Chavez was charged with obstructing justice for lying to police the day of Clark’s death. Police said Chavez told them that Wanke did not live with her and refused to let officers search the residence when they went there looking for Wanke.

Wanke, 50, is serving his sentence at the Jacksonville Correctional Center. His projected parole date is May 7, 2014.

Case solved
Barton Henbest, Clark’s law partner and son-in-law, believes the gunman responsible for Clark’s death is already behind bars, but not for the murder of Clark. Henbest was surprised to learn the case is slated to be featured on the police website as an unsolved murder.

“It’s a solved case,” he said. “It’s just an unprosecuted one.

“In my opinion, it needs to be prosecuted.”

Henbest said his desire for a prosecution is not just based on his 20-year friendship with Clark and the family’s need for closure.

“I know there are detectives in the Rockford Police Department who have put enough information in front of (the Winnebago County state’s attorney’s office), but they have made the decision not to go forward.”

State’s Attorney Joe Bruscato declined to comment other than to say: “It’s an ongoing investigation. I don’t want to compromise the investigation.”

Anyone with information about Clark’s death is asked to call Rockford police, 815-987-5824, or Crime Stoppers, 815-963-7867.

Reach staff writer Chris Green at cgreen@rrstar.com or 815-987-1241.


Michael Morton spent 24 years in prison before new DNA testing showed that he did not beat his wife to death in 1986. Now, the one individual who may have been most responsible for his wrongful conviction faces an inquiry of possible wrongdoing on the case. Judge Ken Anderson was the original prosecutor against Michael Morton and allegations that he withheld crucial evidence and many police reports which might have shown Morton’s innocence arose during and after Morton’s trial and have dogged him since.

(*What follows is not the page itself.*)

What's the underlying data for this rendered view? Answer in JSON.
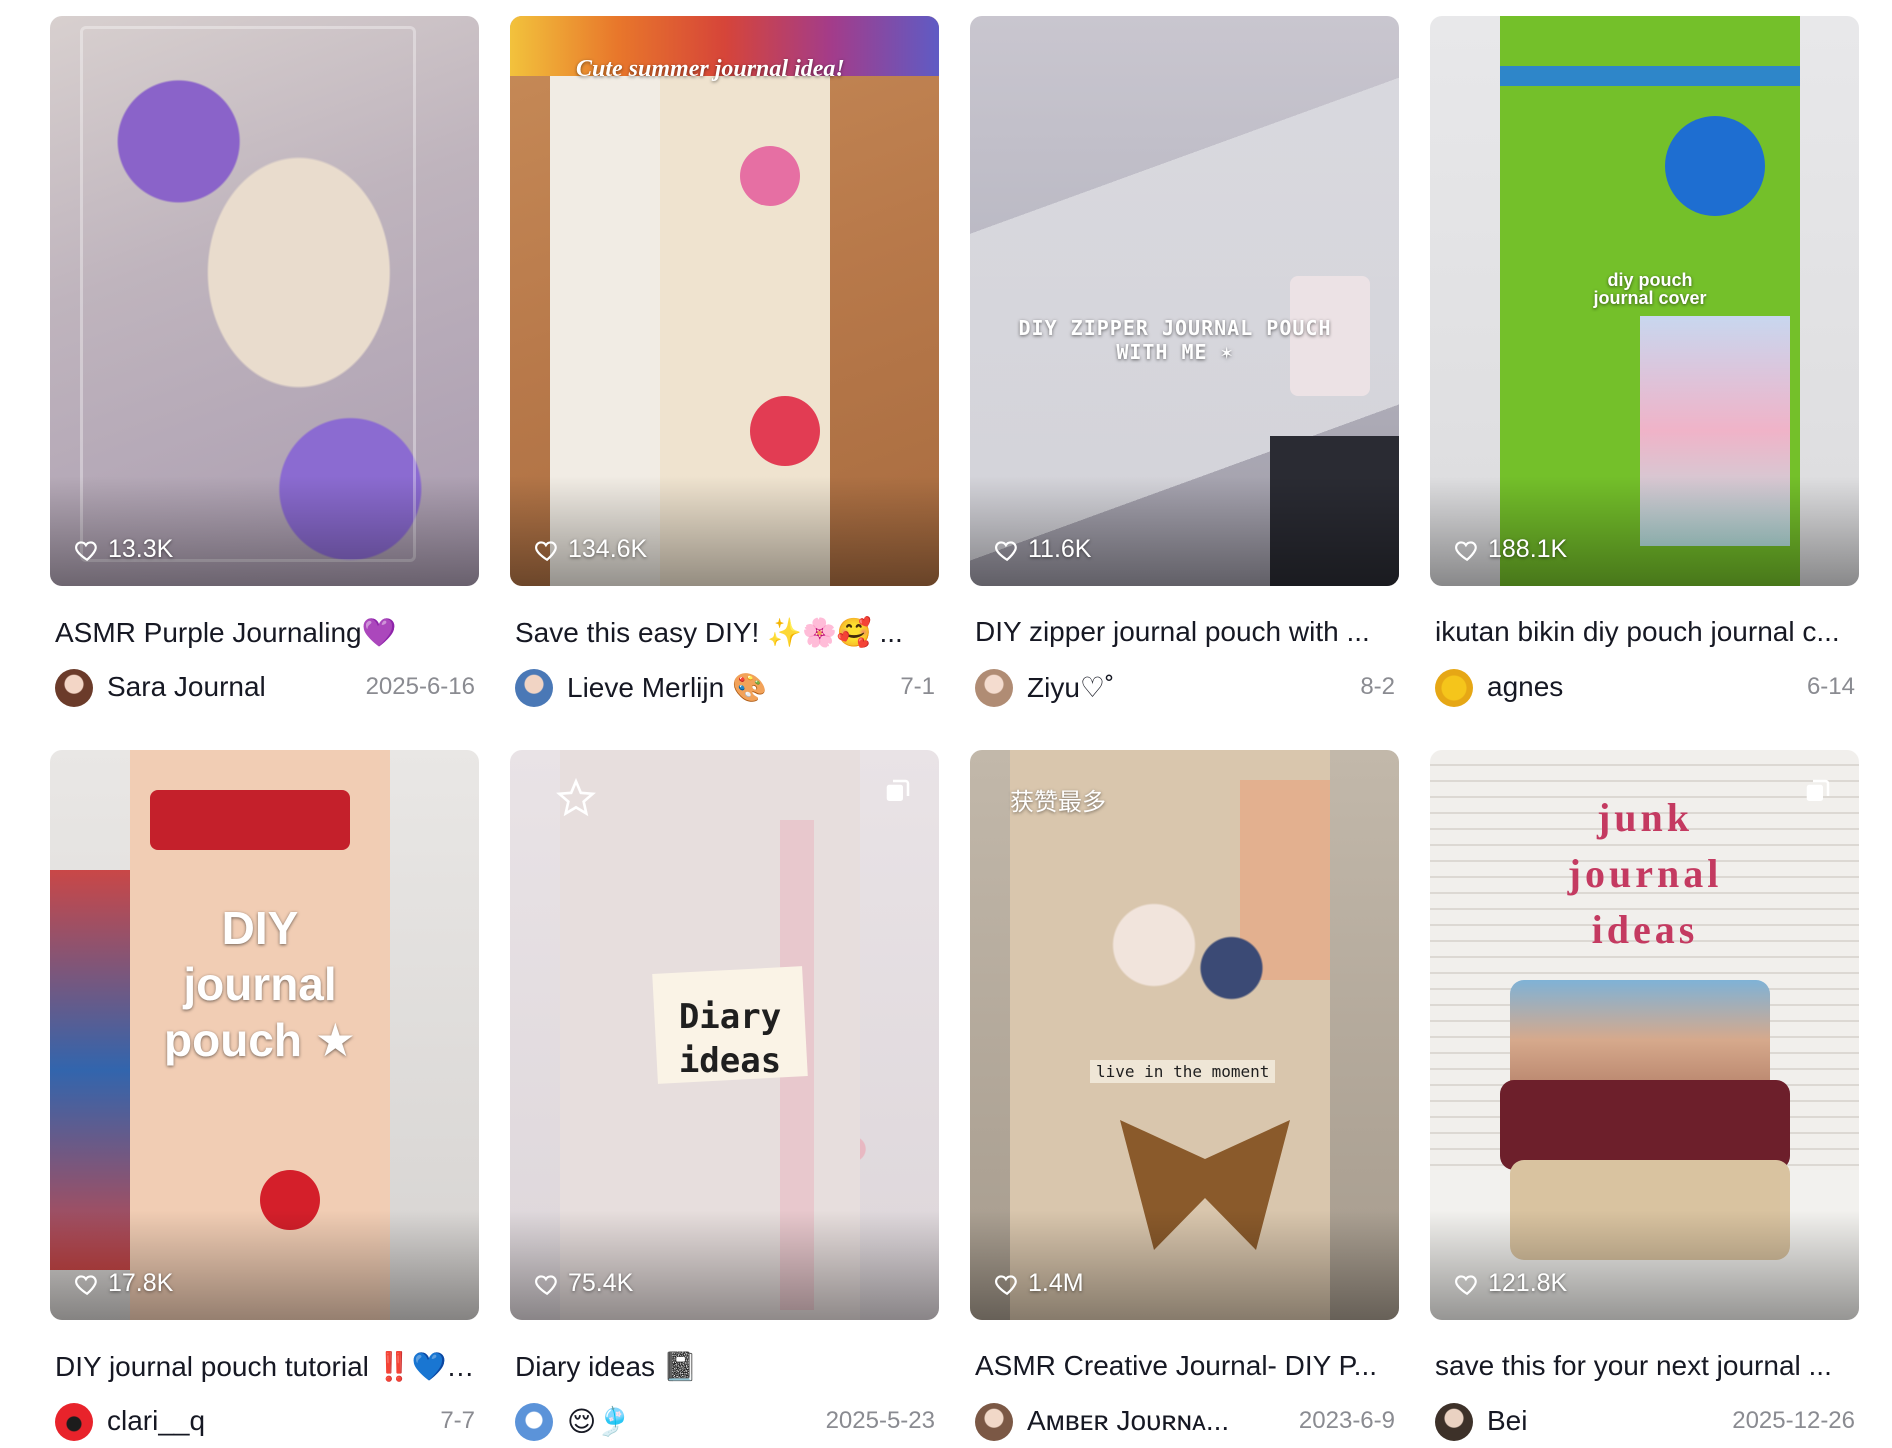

Judge Ken Anderson

Judge Ken Anderson

Anderson inquiry set for September

“…The two attorneys for Judge Anderson wrote earlier this month that it would “compound the tragedy” of Mr. Morton’s wrongful conviction to pursue criminal charges against the former prosecutor. They argued that a court of inquiry was not an appropriate vehicle for such an investigation…”

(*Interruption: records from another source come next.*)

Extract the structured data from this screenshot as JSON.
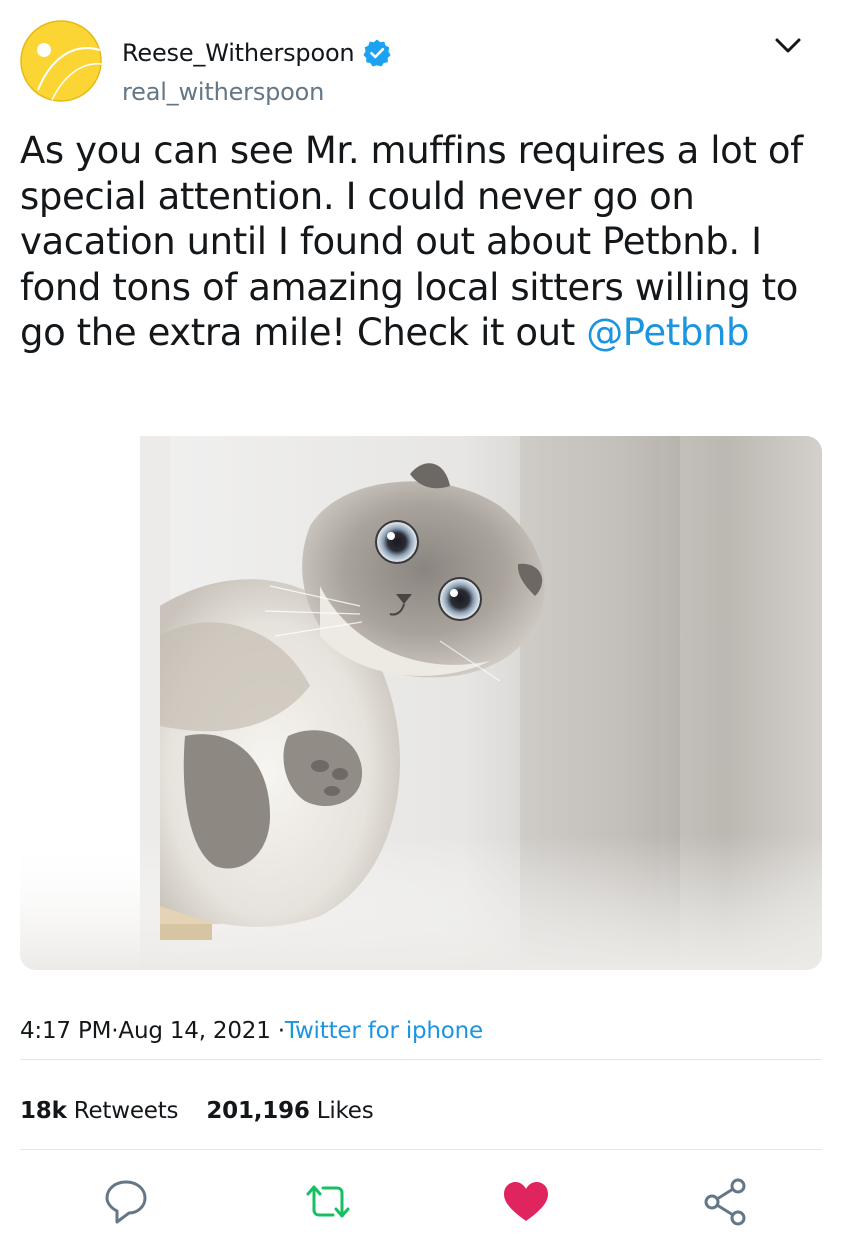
{
  "user": {
    "display_name": "Reese_Witherspoon",
    "handle": "real_witherspoon",
    "verified": true,
    "avatar_icon": "tennis-ball-icon",
    "avatar_color": "#fbd533"
  },
  "menu": {
    "icon": "chevron-down-icon"
  },
  "tweet": {
    "text": "As you can see Mr. muffins requires a lot of special attention. I could never go on vacation until I found out about Petbnb. I fond tons of amazing local sitters willing to go the extra mile! Check it out ",
    "mention": "@Petbnb",
    "media_icon": "scottish-fold-cat-photo"
  },
  "meta": {
    "time": "4:17 PM",
    "separator": "·",
    "date": " Aug 14, 2021",
    "source_separator": " ·",
    "source": "Twitter for iphone"
  },
  "stats": {
    "retweets_count": "18k",
    "retweets_label": "Retweets",
    "likes_count": "201,196",
    "likes_label": "Likes"
  },
  "actions": {
    "reply_icon": "reply-bubble-icon",
    "retweet_icon": "retweet-icon",
    "like_icon": "heart-icon",
    "share_icon": "share-icon"
  },
  "colors": {
    "link": "#1b95e0",
    "verified": "#1da1f2",
    "retweet": "#17bf63",
    "like": "#e0245e",
    "secondary_text": "#657786"
  }
}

Morton lawyers: Anderson’s silence ‘speaks volumes’


Geez, it’s like nothing will convince some of these guys that they are wrong and shouldn’t be prosecuting the innocent! Michael Mermel not only needs to go; but why should the law protect him rather than all the persons he may have zealously prosecuted to the max despite their not being guilty? Lake County should review all of the cases he has handled to see if evidence was properly handled and presented, and past defendants convicted by him should determine if they have grounds for appeal based on his stated views on DNA, which (per this article) seem to have been well-known for a long time.

Illinois Prosecutor Who Challenged DNA Evidence Will Resign


The Herald-Tribune examines how Florida police officers can stay on the job despite multiple complaints, crimes

This site features a thorough series of 9 in-depth media reports exposing just how flawed Florida police departments are and how despite flagrant abuses Florida police officers not only remain on pay, but are protected by their unions and retire to public pensions. The Herald-Tribune points out systemic problems in Florida which need to be addressed in order to improve the quality of the state’s police departments; suggestions which also apply elsewhere: eliminating patronage, enforcing the laws which exist with regard to police officers, correcting a too cozy relationship between the police and the local State’s Attorney’s office which declines to charge when valid offenses are reported, and stop the hampering of internal police investigations and reviews. A lot of this series explains why your local police officers are seldom brought up on criminal charges despite wrongdoing which would land your average citizen in court. The reports are downloadable as pdfs.